He infamously got rejected from art school earlier in his life and struggled to make a living as a painter.
While his paintings were pretty bland, the fact that they were done by one of history's greatest monsters has made them the target of morbid fascination.
Some of them have sold for big money at auctions while others have been seized by the US government and kept in storage, never to be shown to the public.
This is part of one-off show Jimmy Carr Destroys Art, a televised debate show airing on 24 October which will take controversial and expensive pieces of art and decide whether they ought to be saved or destroyed.
Some of them could end up being torched by a flamethrower, while if the audience decides to destroy the Hitler painting it'll be fed through a shredder.
Speaking to The Guardian, Channel 4 director of programming Ian Katz said that the pitch behind the show was something that was 'difficult and expensive'.
He said: "There are advocates for each piece of art, So you’ve got an advocate for Hitler.
"There’ll be someone arguing not for Hitler, but for the fact that his moral character should not decide whether or not a piece of art exists or not."
Of the decision to launch the show, Channel 4 said: "Jimmy Carr Destroys Art is a thoughtful and nuanced exploration of the limits of free expression in art, and whether work by morally despicable artists still deserves to be seen.
"It speaks directly to the current debate around cancel culture and is in a long tradition of Channel 4 programming."
And alongside the Hitler painting, other works of art to be debated on and possibly destroyed will be a vase made by the highly misogynistic Picasso, as well as artworks by paedophile Rolf Harris and convicted sex offender Eric Gill.
Even if the audience votes to save the Hitler painting, Channel 4 have said they'll get rid of it anyway, confirming that it'll be 'appropriately' disposed of once the show is done.

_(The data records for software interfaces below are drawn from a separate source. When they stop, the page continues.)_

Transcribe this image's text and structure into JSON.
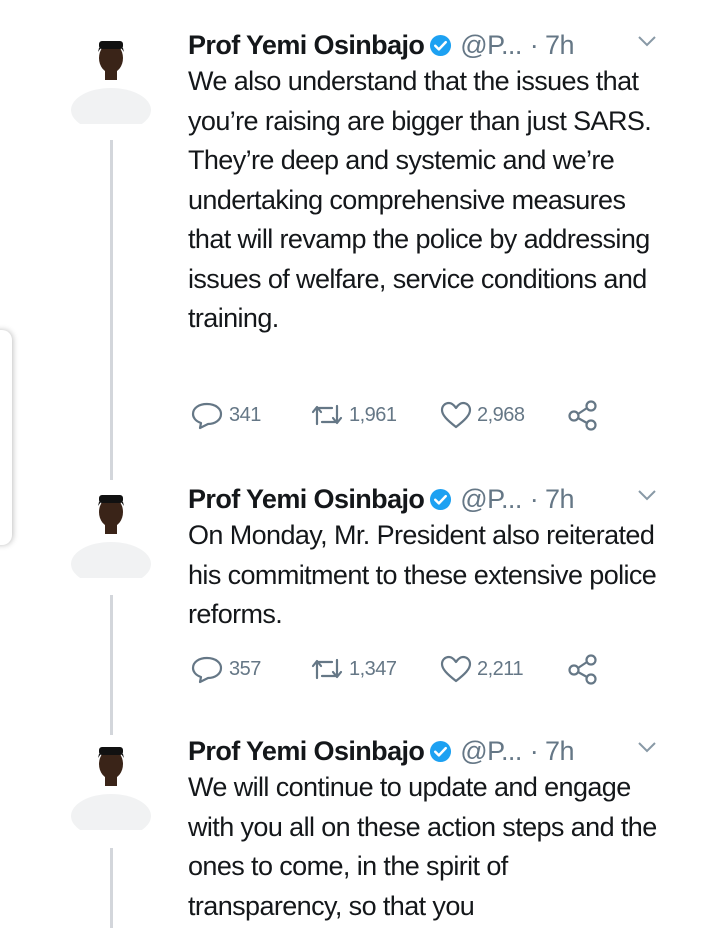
{
  "tweets": [
    {
      "author": "Prof Yemi Osinbajo",
      "handle": "@P...",
      "time": "· 7h",
      "text": "We also understand that the issues that you’re raising are bigger than just SARS. They’re deep and systemic and we’re undertaking comprehensive measures that will revamp the police by addressing issues of welfare, service conditions and training.",
      "replies": "341",
      "retweets": "1,961",
      "likes": "2,968"
    },
    {
      "author": "Prof Yemi Osinbajo",
      "handle": "@P...",
      "time": "· 7h",
      "text": "On Monday, Mr. President also reiterated his commitment to these extensive police reforms.",
      "replies": "357",
      "retweets": "1,347",
      "likes": "2,211"
    },
    {
      "author": "Prof Yemi Osinbajo",
      "handle": "@P...",
      "time": "· 7h",
      "text": "We will continue to update and engage with you all on these action steps and the ones to come, in the spirit of transparency, so that you"
    }
  ],
  "icons": {
    "verified": "verified-badge-icon",
    "menu": "chevron-down-icon",
    "reply": "reply-icon",
    "retweet": "retweet-icon",
    "like": "heart-icon",
    "share": "share-icon"
  },
  "colors": {
    "text": "#14171a",
    "muted": "#657786",
    "verified": "#1da1f2",
    "thread_line": "#d3d6db"
  }
}
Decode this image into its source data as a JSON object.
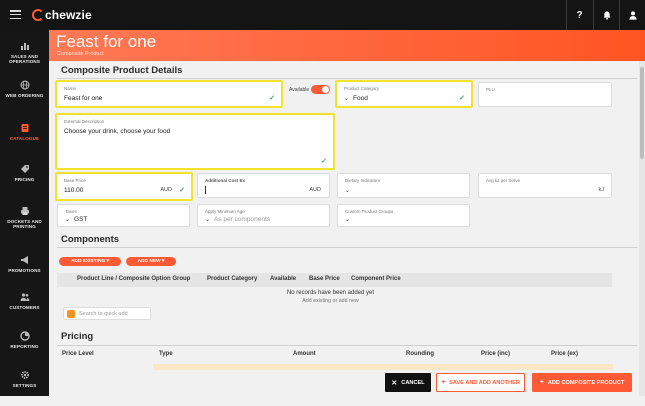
{
  "app": {
    "logo_text": "chewzie"
  },
  "header": {
    "title": "Feast for one",
    "subtitle": "Composite Product"
  },
  "sidebar": {
    "items": [
      {
        "label": "SALES AND OPERATIONS",
        "icon": "chart-icon"
      },
      {
        "label": "WEB ORDERING",
        "icon": "globe-icon"
      },
      {
        "label": "CATALOGUE",
        "icon": "catalogue-icon",
        "active": true
      },
      {
        "label": "PRICING",
        "icon": "tag-icon"
      },
      {
        "label": "DOCKETS AND PRINTING",
        "icon": "printer-icon"
      },
      {
        "label": "PROMOTIONS",
        "icon": "megaphone-icon"
      },
      {
        "label": "CUSTOMERS",
        "icon": "people-icon"
      },
      {
        "label": "REPORTING",
        "icon": "report-icon"
      },
      {
        "label": "SETTINGS",
        "icon": "gear-icon"
      }
    ]
  },
  "details": {
    "section_title": "Composite Product Details",
    "name": {
      "label": "Name",
      "value": "Feast for one"
    },
    "available": {
      "label": "Available",
      "on": true
    },
    "category": {
      "label": "Product Category",
      "value": "Food"
    },
    "plu": {
      "label": "PLU",
      "value": ""
    },
    "description": {
      "label": "External Description",
      "value": "Choose your drink, choose your food"
    },
    "base_price": {
      "label": "Base Price",
      "value": "110.00",
      "suffix": "AUD"
    },
    "additional_cost": {
      "label": "Additional Cost Ex",
      "value": "",
      "suffix": "AUD"
    },
    "dietary": {
      "label": "Dietary Indicators",
      "value": ""
    },
    "avg_kj": {
      "label": "Avg kJ per Serve",
      "value": "",
      "suffix": "kJ"
    },
    "taxes": {
      "label": "Taxes",
      "value": "GST"
    },
    "min_age": {
      "label": "Apply Minimum Age",
      "placeholder": "As per components"
    },
    "custom_groups": {
      "label": "Custom Product Groups",
      "value": ""
    }
  },
  "components": {
    "section_title": "Components",
    "add_existing": "ADD EXISTING",
    "add_new": "ADD NEW",
    "columns": [
      "Product Line / Composite Option Group",
      "Product Category",
      "Available",
      "Base Price",
      "Component Price"
    ],
    "empty_title": "No records have been added yet",
    "empty_sub": "Add existing or add new",
    "quick_add_placeholder": "Search to quick add"
  },
  "pricing": {
    "section_title": "Pricing",
    "columns": [
      "Price Level",
      "Type",
      "Amount",
      "Rounding",
      "Price (inc)",
      "Price (ex)"
    ]
  },
  "actions": {
    "cancel": "CANCEL",
    "save_add_another": "SAVE AND ADD ANOTHER",
    "add_composite": "ADD COMPOSITE PRODUCT"
  },
  "colors": {
    "accent": "#ff5a36",
    "highlight": "#f3e42b",
    "check": "#3aa35f",
    "sidebar_bg": "#161616"
  }
}
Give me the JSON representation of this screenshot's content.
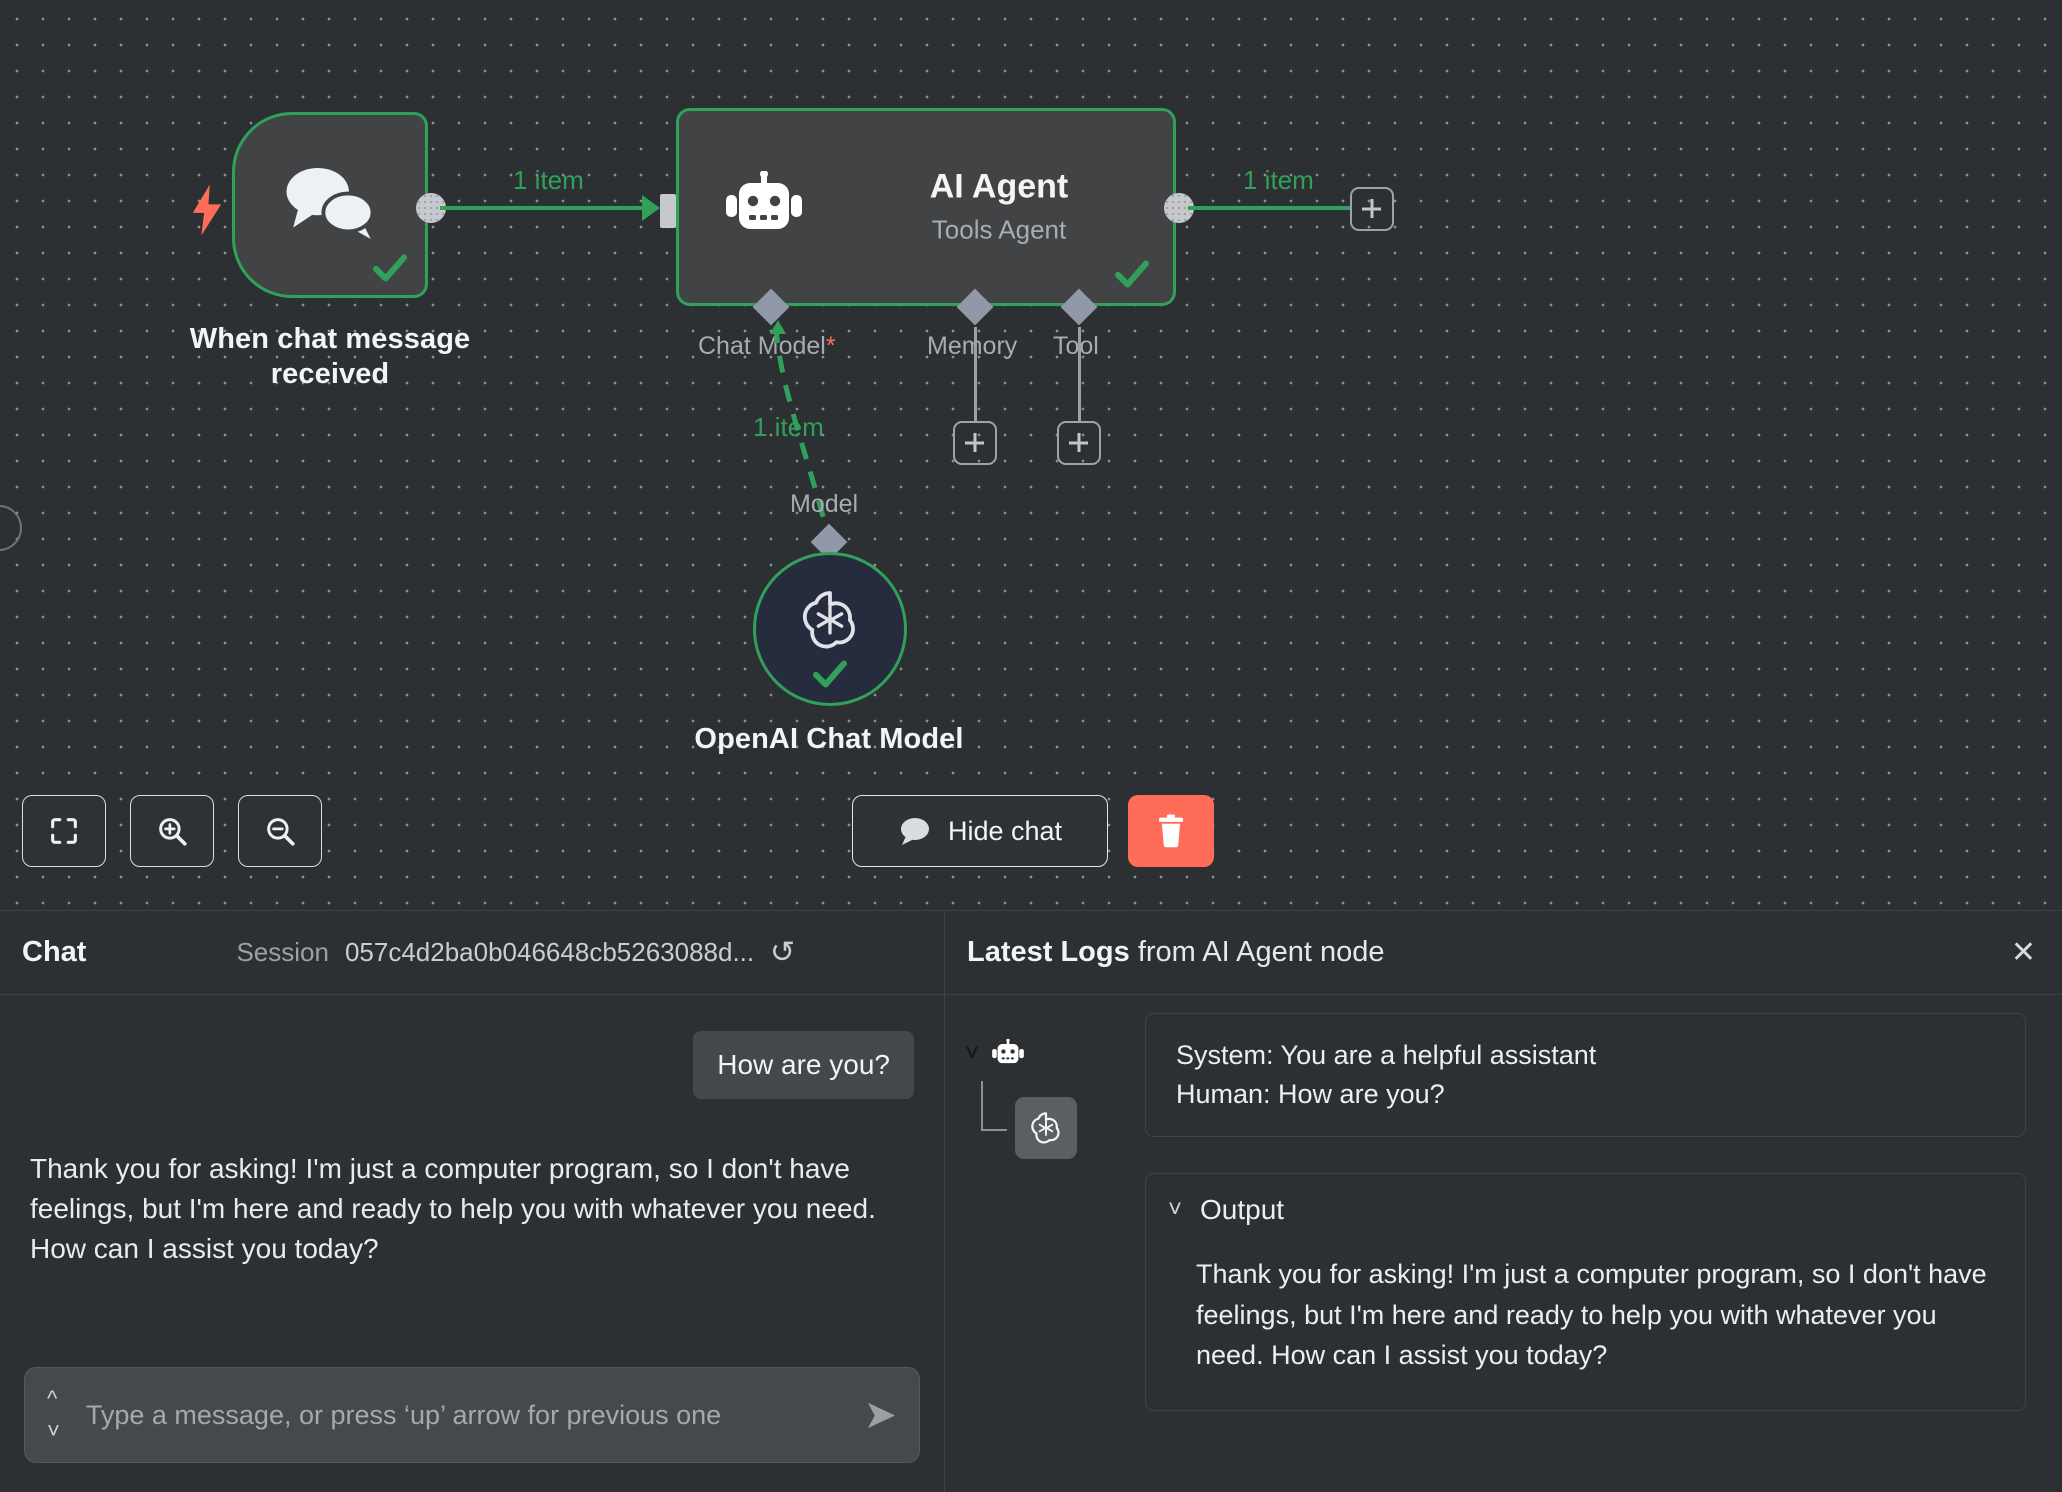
{
  "canvas": {
    "trigger_node": {
      "label": "When chat message received",
      "icon": "chat-bubbles-icon",
      "status": "success"
    },
    "agent_node": {
      "title": "AI Agent",
      "subtitle": "Tools Agent",
      "icon": "robot-icon",
      "status": "success",
      "ports": {
        "chat_model": "Chat Model",
        "chat_model_required_marker": "*",
        "memory": "Memory",
        "tool": "Tool"
      }
    },
    "openai_node": {
      "label": "OpenAI Chat Model",
      "port_label": "Model",
      "icon": "openai-icon",
      "status": "success"
    },
    "connections": {
      "trigger_to_agent": "1 item",
      "agent_output": "1 item",
      "model_to_agent": "1 item"
    },
    "add_buttons": {
      "main_output": "+",
      "memory": "+",
      "tool": "+"
    },
    "colors": {
      "success_green": "#31a05a",
      "danger_red": "#ff6d5a",
      "node_fill": "#424345",
      "canvas_bg": "#2c3032"
    }
  },
  "toolbar": {
    "fit_view": "fit-view-icon",
    "zoom_in": "zoom-in-icon",
    "zoom_out": "zoom-out-icon",
    "hide_chat_label": "Hide chat",
    "hide_chat_icon": "chat-bubble-icon",
    "delete_icon": "trash-icon"
  },
  "chat": {
    "title": "Chat",
    "session_label": "Session",
    "session_id": "057c4d2ba0b046648cb5263088d...",
    "refresh_icon": "refresh-icon",
    "messages": [
      {
        "role": "user",
        "text": "How are you?"
      },
      {
        "role": "assistant",
        "text": "Thank you for asking! I'm just a computer program, so I don't have feelings, but I'm here and ready to help you with whatever you need. How can I assist you today?"
      }
    ],
    "input": {
      "value": "",
      "placeholder": "Type a message, or press ‘up’ arrow for previous one"
    },
    "history_up_icon": "chevron-up-icon",
    "history_down_icon": "chevron-down-icon",
    "send_icon": "send-icon"
  },
  "logs": {
    "title_bold": "Latest Logs",
    "title_rest": "from AI Agent node",
    "close_icon": "close-icon",
    "tree": {
      "root_icon": "robot-icon",
      "child_icon": "openai-icon",
      "expand_icon": "chevron-down-icon"
    },
    "input_card": {
      "lines": [
        "System: You are a helpful assistant",
        "Human: How are you?"
      ]
    },
    "output_card": {
      "label": "Output",
      "expand_icon": "chevron-down-icon",
      "text": "Thank you for asking! I'm just a computer program, so I don't have feelings, but I'm here and ready to help you with whatever you need. How can I assist you today?"
    }
  }
}
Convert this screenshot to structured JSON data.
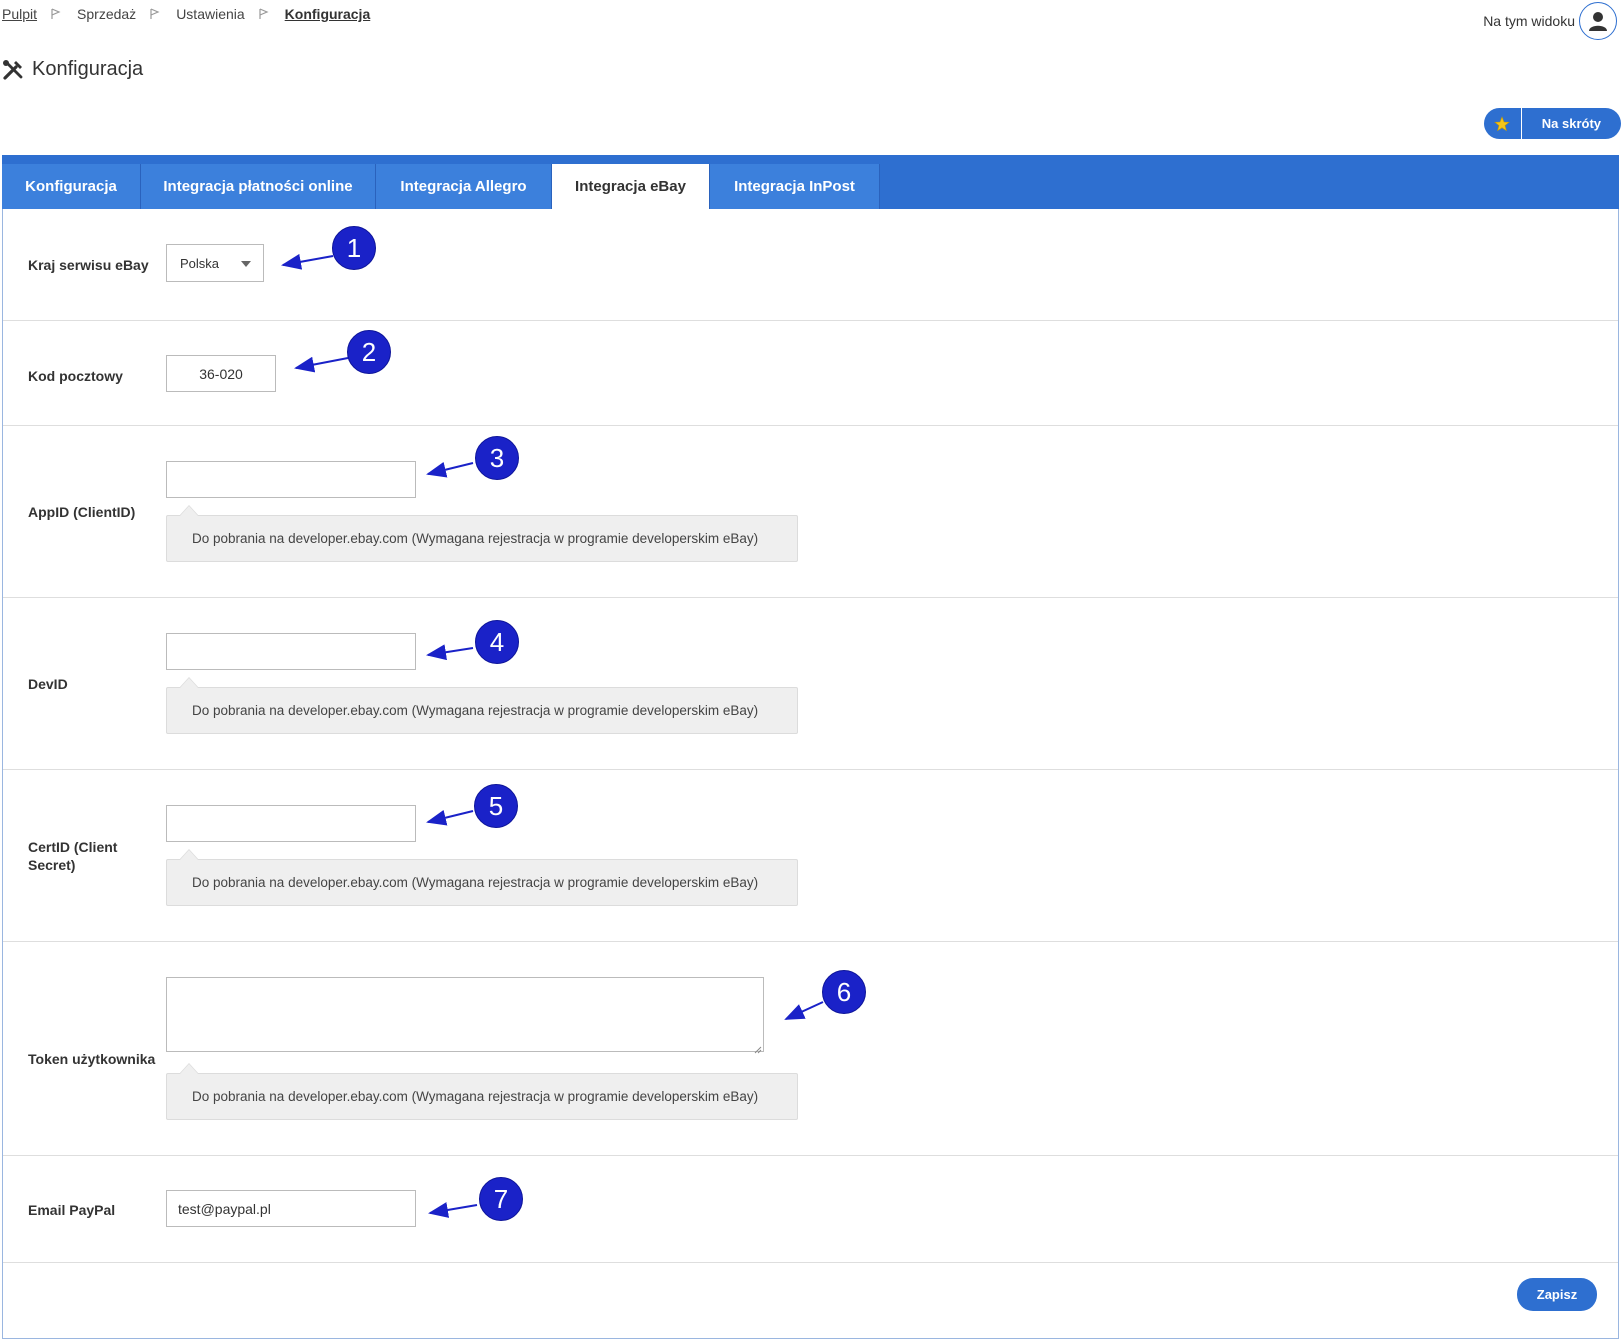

Katz has said the show is the type of programme which takes risks Channel 4 probably wouldn't be able to take if it ended up being privatised as the government had planned.